Director & Secretary
Tractors and Farm Equipments Limited
Financial Instruments is by far the most complex and difficult subject in the field of accounting. The varied nature of such instruments with a wide range of derivatives and associated risk makes the task of measuring and reporting extremely challenging even for experts in the subject. A number of books have been written on IFRS and more recently on Ind AS but very few books have dwelt at length on the subject of financial instruments.
This book by CA R. Venkata Subramani demystifies the subject of accounting for Financial Instruments and is extremely useful for practitioners, preparers, finance professionals and even for any person with basic knowledge of this subject. Written in a lucid manner with practical examples and screen shots of real data, it enables readers to very quickly grasp the principles and facilitates easy application of these principles. The inclusion of extracts from Annual Reports and FAQs enhances the utility of this book.

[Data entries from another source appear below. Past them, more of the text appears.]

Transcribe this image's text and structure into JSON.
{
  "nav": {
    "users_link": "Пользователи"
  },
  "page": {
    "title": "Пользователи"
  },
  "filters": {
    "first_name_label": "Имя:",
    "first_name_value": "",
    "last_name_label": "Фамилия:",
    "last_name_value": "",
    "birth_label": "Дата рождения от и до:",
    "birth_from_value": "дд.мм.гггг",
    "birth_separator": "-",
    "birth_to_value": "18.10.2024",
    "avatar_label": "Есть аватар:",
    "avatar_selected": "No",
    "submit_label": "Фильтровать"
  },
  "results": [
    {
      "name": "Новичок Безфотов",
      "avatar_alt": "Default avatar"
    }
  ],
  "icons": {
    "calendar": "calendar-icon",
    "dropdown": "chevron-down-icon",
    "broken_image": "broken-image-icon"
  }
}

A book of this nature is very useful at a time when India has transitioned to Ind AS for certain large ‘public interest’ entities effective April 1, 2016 and the financial services sector too following soon.
I have no doubt this book will be a treasure for every professional and my compliments and best wishes to CA R. Venkata Subramani.
CA P. R. Ramesh,
Deloitte Haskins & Sells LLP,
Mr R. Venkata Subramani, known for his expertise in the field of Financial Instruments accounting, has come up with a new edition of his book on Accounting for Financial Instruments as per Ind AS, incorporating all the relevant aspects in various chapters. The book lucidly deals with the various dimensions of presentation, classification, recognition, measurement and derecognition of Financial instruments in the initial chapters which would empower any reader with a conceptual understanding of the subject matter. The Book further explains in a lucid manner the impairment methodology in addition to elucidating on embedded derivatives and its reclassification.
The book adequately deals with Hedge accounting both in terms of Fair value dimension as well as cash flow dimension. Comprehensive coverage on Fair value measurement of financial instruments and effects of changes in forex rates should be immensely useful to those who refer to this book. Guidance is also provided on first time adoption of the accounting standards for financial instruments. There is cross reference provided to the guidance note on accounting for derivatives. The guidance note on accounting for derivatives and extracts from annual reports incorporated in the last two chapters should serve as ready reference to the users of book.
Mr.R.Venkata Subramani is a Chartered Accountant having immense knowledge and expertise on the matters dealt with in this book. The benefit of his hands-on experience and in depth practical exposure is reflected in the illustrations given in the various chapters of this book. Accounting standards notified as IND AS are Indian version of the IFRS with appropriate modifications. All the business organizations are expected to comply with the IND AS within the timelines prescribed. Considering the complex nature of accounting for financial instruments and in the light of compliance requirement of new set of standards notified by the Government as IND AS, the significance of this book cannot be undermined.
Banks, financial institutions, Insurance companies, Investment bankers, dealers, brokers, professionals and other investors would find this book quite useful in the day-to-day operations, as various concepts unique to the financial instruments are explained besides laying down the accounting treatment in a detailed manner. This book will be a useful addition to any library, which serves as a source of knowledge and information to all those associated with financial instruments accounting.
Sri T.N. Manoharan
Chairman, Canara Bank
Padma Shri Awardee
Former President of ICAI